High cholesterol ‘does not cause heart disease’ new research finds, so treating with statins a ‘waste of time’
A review of research involving nearly 70,000 people found there was no link between what has traditionally been considered “bad” cholesterol and the premature deaths of over 60-year-olds from cardiovascular disease.
“Heart disease is the #1 killer. However, traditional heart disease protocols–with their emphasis on lowering cholesterol–have it all wrong. Emerging science is showing that cholesterol levels are a poor predictor of heart disease and that standard prescriptions for lowering it, such as ineffective low-fat/high-carb diets and serious, side-effect-causing statin drugs, obscure the real causes of heart disease. Even doctors at leading institutions have been misled for years based on creative reporting of research results from pharmaceutical companies intent on supporting the $31-billion-a-year cholesterol-lowering drug industry.”
It basically goes on to say through much research and citations that dietary cholesterol doesn’t contribute to blood cholesterol. It also addressed blood cholesterol levels.
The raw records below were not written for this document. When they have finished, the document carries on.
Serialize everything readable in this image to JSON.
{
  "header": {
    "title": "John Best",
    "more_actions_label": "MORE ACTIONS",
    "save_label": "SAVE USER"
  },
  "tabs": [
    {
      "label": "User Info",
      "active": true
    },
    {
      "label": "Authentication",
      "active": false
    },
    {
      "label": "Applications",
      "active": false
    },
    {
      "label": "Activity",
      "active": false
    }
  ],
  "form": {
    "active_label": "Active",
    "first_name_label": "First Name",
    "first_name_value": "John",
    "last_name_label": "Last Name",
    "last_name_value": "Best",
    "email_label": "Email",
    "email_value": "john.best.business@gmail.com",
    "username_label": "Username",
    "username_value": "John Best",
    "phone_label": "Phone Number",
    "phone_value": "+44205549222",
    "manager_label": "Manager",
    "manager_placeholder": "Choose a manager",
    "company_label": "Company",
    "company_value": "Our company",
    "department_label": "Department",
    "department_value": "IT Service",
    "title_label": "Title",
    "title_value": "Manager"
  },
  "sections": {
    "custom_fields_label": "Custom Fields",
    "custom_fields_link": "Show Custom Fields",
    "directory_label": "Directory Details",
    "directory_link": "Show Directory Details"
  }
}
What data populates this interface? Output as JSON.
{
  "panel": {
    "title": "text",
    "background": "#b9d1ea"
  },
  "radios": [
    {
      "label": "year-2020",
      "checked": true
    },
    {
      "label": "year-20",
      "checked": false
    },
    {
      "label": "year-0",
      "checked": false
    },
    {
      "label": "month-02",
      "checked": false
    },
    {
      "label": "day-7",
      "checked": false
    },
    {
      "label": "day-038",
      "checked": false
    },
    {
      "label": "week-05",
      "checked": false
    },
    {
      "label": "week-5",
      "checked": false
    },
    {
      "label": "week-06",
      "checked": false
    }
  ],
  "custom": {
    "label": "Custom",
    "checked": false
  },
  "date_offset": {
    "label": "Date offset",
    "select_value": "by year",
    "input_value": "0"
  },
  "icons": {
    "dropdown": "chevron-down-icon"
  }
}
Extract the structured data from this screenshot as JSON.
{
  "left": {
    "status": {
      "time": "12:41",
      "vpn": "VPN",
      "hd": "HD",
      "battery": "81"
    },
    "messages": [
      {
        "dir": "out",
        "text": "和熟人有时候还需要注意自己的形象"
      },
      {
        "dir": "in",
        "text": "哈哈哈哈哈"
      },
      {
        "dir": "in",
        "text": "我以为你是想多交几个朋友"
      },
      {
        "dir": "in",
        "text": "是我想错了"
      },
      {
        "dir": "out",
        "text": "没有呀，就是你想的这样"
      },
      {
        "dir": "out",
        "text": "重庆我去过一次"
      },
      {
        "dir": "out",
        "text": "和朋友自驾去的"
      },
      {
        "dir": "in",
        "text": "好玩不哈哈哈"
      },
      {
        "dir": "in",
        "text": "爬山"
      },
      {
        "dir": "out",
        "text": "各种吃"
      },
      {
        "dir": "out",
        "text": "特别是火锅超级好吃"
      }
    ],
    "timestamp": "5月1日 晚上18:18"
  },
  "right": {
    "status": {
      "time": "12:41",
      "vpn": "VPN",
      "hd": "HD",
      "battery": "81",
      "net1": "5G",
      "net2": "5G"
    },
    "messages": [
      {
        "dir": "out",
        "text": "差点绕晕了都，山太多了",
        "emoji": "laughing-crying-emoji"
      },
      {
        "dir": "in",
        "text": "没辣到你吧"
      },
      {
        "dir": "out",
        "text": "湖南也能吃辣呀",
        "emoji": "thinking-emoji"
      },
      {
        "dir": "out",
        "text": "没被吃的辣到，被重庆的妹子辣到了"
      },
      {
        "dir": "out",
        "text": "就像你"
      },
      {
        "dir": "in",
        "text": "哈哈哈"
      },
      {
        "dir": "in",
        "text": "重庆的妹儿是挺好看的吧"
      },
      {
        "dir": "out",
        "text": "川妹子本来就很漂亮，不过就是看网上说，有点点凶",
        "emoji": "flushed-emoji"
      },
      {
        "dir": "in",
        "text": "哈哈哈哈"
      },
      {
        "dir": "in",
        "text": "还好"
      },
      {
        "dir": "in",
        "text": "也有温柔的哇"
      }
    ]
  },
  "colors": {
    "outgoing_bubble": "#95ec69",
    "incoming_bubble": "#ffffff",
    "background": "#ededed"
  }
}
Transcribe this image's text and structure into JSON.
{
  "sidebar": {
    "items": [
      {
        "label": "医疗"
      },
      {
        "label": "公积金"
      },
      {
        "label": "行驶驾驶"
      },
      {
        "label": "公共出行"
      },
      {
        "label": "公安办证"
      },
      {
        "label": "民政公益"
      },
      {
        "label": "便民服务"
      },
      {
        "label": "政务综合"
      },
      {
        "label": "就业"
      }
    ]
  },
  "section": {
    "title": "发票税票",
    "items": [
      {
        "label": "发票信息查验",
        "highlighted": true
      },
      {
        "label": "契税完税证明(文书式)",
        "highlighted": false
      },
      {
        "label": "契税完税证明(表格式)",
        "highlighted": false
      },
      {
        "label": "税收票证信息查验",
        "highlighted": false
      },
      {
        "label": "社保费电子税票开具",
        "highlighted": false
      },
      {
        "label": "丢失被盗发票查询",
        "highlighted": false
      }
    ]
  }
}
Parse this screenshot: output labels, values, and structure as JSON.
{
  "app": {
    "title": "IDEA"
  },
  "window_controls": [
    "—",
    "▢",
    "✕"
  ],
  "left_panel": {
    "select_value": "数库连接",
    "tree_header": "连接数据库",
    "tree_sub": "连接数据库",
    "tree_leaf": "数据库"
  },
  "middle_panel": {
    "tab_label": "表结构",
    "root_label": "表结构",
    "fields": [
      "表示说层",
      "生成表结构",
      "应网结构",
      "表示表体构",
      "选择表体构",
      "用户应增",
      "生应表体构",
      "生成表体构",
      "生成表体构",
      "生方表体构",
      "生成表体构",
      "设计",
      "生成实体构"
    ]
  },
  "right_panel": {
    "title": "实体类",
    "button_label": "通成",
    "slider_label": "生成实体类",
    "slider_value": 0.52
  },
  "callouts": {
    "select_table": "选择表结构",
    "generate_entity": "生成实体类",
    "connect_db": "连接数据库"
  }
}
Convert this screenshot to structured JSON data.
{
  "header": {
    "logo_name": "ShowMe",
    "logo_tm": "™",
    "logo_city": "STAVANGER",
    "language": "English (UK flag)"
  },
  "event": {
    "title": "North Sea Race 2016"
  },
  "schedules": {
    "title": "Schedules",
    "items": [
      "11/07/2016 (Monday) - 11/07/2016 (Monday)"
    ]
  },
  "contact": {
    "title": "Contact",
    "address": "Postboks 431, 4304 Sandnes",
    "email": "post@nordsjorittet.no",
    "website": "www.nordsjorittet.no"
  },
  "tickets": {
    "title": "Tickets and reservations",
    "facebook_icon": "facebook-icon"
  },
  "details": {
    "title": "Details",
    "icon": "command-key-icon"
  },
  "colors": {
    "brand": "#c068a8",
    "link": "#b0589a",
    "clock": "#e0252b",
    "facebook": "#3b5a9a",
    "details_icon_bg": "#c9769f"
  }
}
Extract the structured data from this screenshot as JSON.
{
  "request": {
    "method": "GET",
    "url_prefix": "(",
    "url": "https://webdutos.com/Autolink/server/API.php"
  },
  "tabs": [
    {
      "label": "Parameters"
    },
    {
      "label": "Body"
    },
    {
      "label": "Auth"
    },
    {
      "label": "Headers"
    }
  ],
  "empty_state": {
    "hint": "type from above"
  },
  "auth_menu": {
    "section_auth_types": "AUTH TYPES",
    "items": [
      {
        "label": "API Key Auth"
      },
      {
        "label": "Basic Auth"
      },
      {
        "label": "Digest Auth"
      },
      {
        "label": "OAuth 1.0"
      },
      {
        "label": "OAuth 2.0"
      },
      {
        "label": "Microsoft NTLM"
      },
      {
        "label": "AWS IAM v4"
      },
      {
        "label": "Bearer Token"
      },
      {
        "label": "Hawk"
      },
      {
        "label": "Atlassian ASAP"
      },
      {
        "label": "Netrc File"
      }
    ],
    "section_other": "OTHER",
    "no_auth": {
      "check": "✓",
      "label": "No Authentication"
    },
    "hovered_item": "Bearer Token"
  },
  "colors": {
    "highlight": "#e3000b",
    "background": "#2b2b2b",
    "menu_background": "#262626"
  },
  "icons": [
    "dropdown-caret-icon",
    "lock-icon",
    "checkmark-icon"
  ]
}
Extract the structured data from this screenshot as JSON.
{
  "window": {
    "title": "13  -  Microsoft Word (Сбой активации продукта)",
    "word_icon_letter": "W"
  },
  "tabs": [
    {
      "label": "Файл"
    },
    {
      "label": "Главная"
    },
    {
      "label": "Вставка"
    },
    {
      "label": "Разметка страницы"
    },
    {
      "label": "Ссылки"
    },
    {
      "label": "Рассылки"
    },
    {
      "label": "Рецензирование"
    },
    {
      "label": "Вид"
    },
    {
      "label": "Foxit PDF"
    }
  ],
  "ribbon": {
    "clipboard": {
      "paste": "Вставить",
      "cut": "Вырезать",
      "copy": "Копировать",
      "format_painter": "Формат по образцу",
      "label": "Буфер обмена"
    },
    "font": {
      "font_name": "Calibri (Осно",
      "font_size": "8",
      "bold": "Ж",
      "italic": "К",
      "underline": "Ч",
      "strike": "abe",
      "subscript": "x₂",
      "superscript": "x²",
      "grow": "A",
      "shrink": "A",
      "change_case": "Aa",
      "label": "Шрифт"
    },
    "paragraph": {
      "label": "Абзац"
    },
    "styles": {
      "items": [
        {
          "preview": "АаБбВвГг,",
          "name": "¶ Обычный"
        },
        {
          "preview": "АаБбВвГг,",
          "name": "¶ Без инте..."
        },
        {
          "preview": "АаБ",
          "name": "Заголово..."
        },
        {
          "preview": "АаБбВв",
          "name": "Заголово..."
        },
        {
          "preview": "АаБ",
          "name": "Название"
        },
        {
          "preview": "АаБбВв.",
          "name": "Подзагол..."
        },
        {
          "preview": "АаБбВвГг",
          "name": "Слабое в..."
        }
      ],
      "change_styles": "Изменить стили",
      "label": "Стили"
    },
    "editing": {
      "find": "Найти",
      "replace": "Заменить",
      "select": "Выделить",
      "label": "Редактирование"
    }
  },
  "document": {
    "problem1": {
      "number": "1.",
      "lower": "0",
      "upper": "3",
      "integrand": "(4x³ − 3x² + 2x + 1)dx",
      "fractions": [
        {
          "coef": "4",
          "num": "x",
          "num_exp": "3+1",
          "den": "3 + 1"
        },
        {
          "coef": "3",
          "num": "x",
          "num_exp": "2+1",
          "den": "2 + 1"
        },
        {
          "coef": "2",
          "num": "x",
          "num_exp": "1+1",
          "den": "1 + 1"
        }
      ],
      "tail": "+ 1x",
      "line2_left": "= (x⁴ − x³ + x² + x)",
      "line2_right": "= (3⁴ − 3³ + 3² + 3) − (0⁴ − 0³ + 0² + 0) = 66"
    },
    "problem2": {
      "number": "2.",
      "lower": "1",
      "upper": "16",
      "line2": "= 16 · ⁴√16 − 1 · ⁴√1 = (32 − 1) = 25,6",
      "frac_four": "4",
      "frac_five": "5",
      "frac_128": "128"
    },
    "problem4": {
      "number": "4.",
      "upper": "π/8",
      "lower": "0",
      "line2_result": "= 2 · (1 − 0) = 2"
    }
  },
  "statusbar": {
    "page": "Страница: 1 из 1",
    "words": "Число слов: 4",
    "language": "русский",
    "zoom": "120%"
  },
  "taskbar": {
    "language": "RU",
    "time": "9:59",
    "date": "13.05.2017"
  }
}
High blood cholesterol which is predominately produced by the liver is created by high sugar levels which is caused by the typical American diet loaded in simple carbohydrates.
Before you start taking medication for this condition you need to read this book. There are different types of LDL cholesterol and only one type is actually considered harmful.
Coronary heart disease (CHD) is caused by the build-up of fatty substances on the walls of the arteries around the heart. The build-up of these fatty deposits make the arteries narrower, restricting the flow of blood to the heart. This process is called atherosclerosis.
This can be caused by a number of lifestyle factors and conditions, including smoking, high cholesterol, high blood pressure and diabetes. Other risk factors include obesity and family history of CHD.
Symptoms can include:
- Chest pain – this can be a mild, uncomfortable feeling similar to indigestion.
- If the arteries become completely blocked by a build-up of fat it can cause a heart attack
- Heart palpitations
- Unusual breathlessness
Treating heart disease:
There is no cure for heart disease but treatment can help manage the symptoms and reduce the risk of any further problems. The main treatments are:
- Lifestyle changes – more exercise, healthy eating and stopping smoking can help prevent further effects of CHD.
- Medicines – they aim to reduce blood pressure and to widen arteries, these include beta-blockers, nitrates and calcium channel blockers.
- Surgery – If symptoms cannot be controlled by lifestyle changes or medication there are surgical procedures to open up or bypass blocked arteries.